Which lines in the records below contain the word "align"? Copy each of them.
── Data section ──
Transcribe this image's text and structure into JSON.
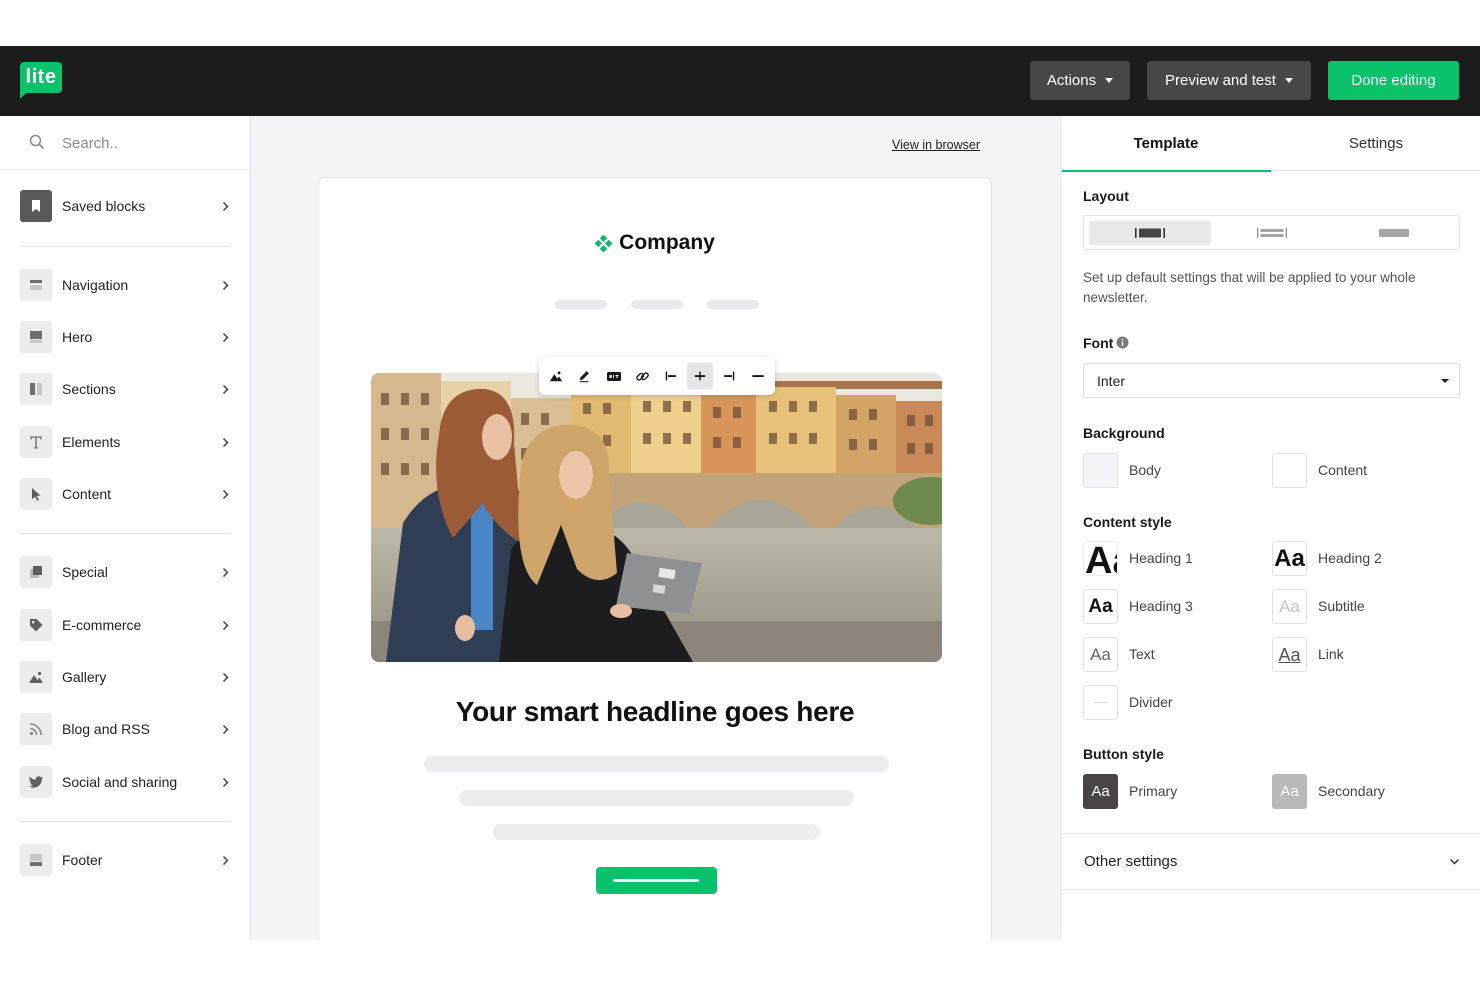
{
  "colors": {
    "accent": "#09c269",
    "header_bg": "#1c1c1c",
    "canvas_bg": "#f2f4f7",
    "primary_button": "#4b4444",
    "secondary_button": "#b9b9b9"
  },
  "header": {
    "logo_text": "lite",
    "actions": "Actions",
    "preview": "Preview and test",
    "done": "Done editing"
  },
  "sidebar": {
    "search_placeholder": "Search..",
    "items": [
      {
        "label": "Saved blocks",
        "icon": "bookmark-icon"
      },
      {
        "label": "Navigation",
        "icon": "navigation-block-icon"
      },
      {
        "label": "Hero",
        "icon": "hero-block-icon"
      },
      {
        "label": "Sections",
        "icon": "columns-icon"
      },
      {
        "label": "Elements",
        "icon": "text-icon"
      },
      {
        "label": "Content",
        "icon": "cursor-icon"
      },
      {
        "label": "Special",
        "icon": "layers-icon"
      },
      {
        "label": "E-commerce",
        "icon": "tag-icon"
      },
      {
        "label": "Gallery",
        "icon": "image-icon"
      },
      {
        "label": "Blog and RSS",
        "icon": "rss-icon"
      },
      {
        "label": "Social and sharing",
        "icon": "twitter-icon"
      },
      {
        "label": "Footer",
        "icon": "footer-block-icon"
      }
    ]
  },
  "canvas": {
    "view_in_browser": "View in browser",
    "email": {
      "company": "Company",
      "headline": "Your smart headline goes here",
      "toolbar": [
        "image-icon",
        "pencil-icon",
        "alt-text-icon",
        "link-icon",
        "align-left-icon",
        "align-center-icon",
        "align-right-icon",
        "full-width-icon"
      ],
      "toolbar_active": "align-center-icon"
    }
  },
  "panel": {
    "tabs": [
      {
        "label": "Template",
        "active": true
      },
      {
        "label": "Settings",
        "active": false
      }
    ],
    "layout": {
      "label": "Layout",
      "options": [
        "layout-narrow-icon",
        "layout-medium-icon",
        "layout-wide-icon"
      ],
      "selected": 0
    },
    "description": "Set up default settings that will be applied to your whole newsletter.",
    "font": {
      "label": "Font",
      "value": "Inter"
    },
    "background": {
      "label": "Background",
      "items": [
        {
          "label": "Body",
          "color": "#f3f5f8"
        },
        {
          "label": "Content",
          "color": "#ffffff"
        }
      ]
    },
    "content_style": {
      "label": "Content style",
      "sample": "Aa",
      "items": [
        "Heading 1",
        "Heading 2",
        "Heading 3",
        "Subtitle",
        "Text",
        "Link",
        "Divider"
      ]
    },
    "button_style": {
      "label": "Button style",
      "sample": "Aa",
      "items": [
        "Primary",
        "Secondary"
      ]
    },
    "other_settings": "Other settings"
  }
}
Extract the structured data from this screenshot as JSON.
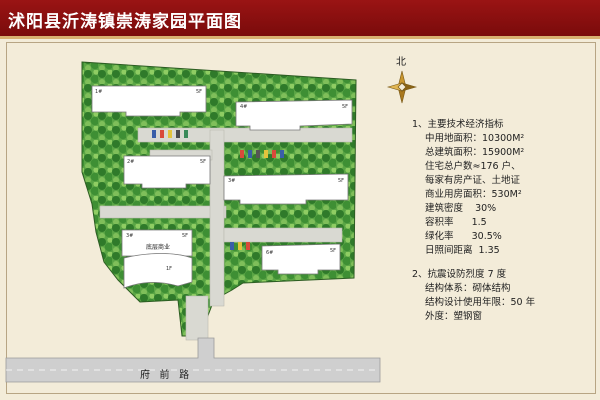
{
  "title": "沭阳县沂涛镇崇涛家园平面图",
  "north_label": "北",
  "road_label": "府   前   路",
  "buildings": {
    "b1": {
      "left": "1#",
      "right": "5F"
    },
    "b2": {
      "left": "4#",
      "right": "5F"
    },
    "b3": {
      "left": "2#",
      "right": "5F"
    },
    "b4": {
      "left": "3#",
      "right": "5F"
    },
    "b5": {
      "left": "3#",
      "right": "5F",
      "name": "底层商业",
      "floor": "1F"
    },
    "b6": {
      "left": "6#",
      "right": "5F"
    }
  },
  "legend": {
    "section1_title": "1、主要技术经济指标",
    "items": [
      "中用地面积：10300M²",
      "总建筑面积：15900M²",
      "住宅总户数≈176 户、",
      "每家有房产证、土地证",
      "商业用房面积：530M²",
      "建筑密度    30%",
      "容积率      1.5",
      "绿化率      30.5%",
      "日照间距离  1.35"
    ],
    "section2_title": "2、抗震设防烈度 7 度",
    "items2": [
      "结构体系：砌体结构",
      "结构设计使用年限：50 年",
      "外度：塑钢窗"
    ]
  },
  "colors": {
    "title_bg": "#8b0f0f",
    "green": "#4f9a3a",
    "building": "#ffffff",
    "road": "#c9c9c9",
    "compass": "#c9962e"
  }
}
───
→ **Solution to this exercise**:
        "align-left-icon",
        "align-center-icon",
        "align-right-icon",
      "toolbar_active": "align-center-icon"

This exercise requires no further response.